EpiPen maker refusing to testify at U.S. Senate hearing
In this Sept. 21, 2016 file photo, EpiPens brought by Mylan CEO Heather Bresch are seen on Capitol Hill in Washington as she testified before the House Oversight Committee hearing on EpiPen price increases. (Pablo Martinez Monsivais, File/AP Photo)
WASHINGTON -- Pharmaceutical company Mylan is refusing to testify at a congressional hearing next week on a settlement between the company and the Justice Department over its life-saving EpiPen.
In a letter to the Senate Judiciary Committee, an attorney for Mylan said company executives wouldn't testify at the Nov. 30 hearing because the settlement is a pending matter and the Justice Department would also not be attending.

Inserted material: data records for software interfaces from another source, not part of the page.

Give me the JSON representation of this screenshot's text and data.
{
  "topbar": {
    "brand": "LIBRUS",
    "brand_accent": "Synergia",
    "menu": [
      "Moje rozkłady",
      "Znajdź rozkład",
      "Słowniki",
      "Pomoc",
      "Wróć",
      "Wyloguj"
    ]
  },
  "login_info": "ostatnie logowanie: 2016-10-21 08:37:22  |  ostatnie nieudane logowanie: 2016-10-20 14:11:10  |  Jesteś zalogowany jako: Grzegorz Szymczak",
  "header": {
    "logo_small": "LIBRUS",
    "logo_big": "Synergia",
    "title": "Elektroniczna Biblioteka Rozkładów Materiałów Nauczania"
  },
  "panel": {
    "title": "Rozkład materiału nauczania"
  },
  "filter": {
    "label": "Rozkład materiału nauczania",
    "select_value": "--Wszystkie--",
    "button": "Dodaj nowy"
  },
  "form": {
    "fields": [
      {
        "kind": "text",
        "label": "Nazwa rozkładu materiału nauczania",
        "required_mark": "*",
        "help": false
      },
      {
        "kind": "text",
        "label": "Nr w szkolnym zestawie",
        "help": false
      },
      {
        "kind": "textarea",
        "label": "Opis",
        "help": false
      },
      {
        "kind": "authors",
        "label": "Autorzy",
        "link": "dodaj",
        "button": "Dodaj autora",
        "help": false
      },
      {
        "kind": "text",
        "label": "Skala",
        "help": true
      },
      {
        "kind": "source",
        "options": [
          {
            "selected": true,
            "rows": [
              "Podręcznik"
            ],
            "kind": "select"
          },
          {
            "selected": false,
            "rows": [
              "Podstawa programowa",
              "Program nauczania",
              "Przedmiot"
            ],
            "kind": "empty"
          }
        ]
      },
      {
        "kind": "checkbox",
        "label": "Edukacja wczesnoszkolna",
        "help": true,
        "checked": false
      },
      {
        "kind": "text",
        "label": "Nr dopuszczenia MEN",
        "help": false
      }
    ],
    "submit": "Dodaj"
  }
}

Mylan has agreed to pay $465 million to settle allegations that it overbilled Medicaid for EpiPen. At issue was whether the product should have been classified as generic under a Medicaid program.
In September, a House panel grilled Mylan CEO Heather Bresch about the skyrocketing cost of the devices, which many parents rely on when their children have allergic reactions. The list price of EpiPens had grown to $608 for a two-pack, an increase of more than 500 per cent since 2007.
In nearly four hours of questioning, Bresch often declined to answer directly many questions about the company's finances and profits, infuriating lawmakers. She defended the company's business practices and signalled there were no plans to lower prices.
Mylan has said it will begin selling its generic version of EpiPen for $300 for a pair, a move that will still bring the company tens of millions of dollars in revenue while helping retain market share against current and future brand-name and generic competition.
Sen. Charles Grassley, R-Iowa, chairman of the committee, said he would continue to investigate what happened, saying taxpayers have paid -- and may still be paying -- more for EpiPen than they have to.
"This happened because either the agencies in charge dropped the ball, the company gamed the system, or both," Grassley said.
The senator on Monday released the letter dated Nov. 18.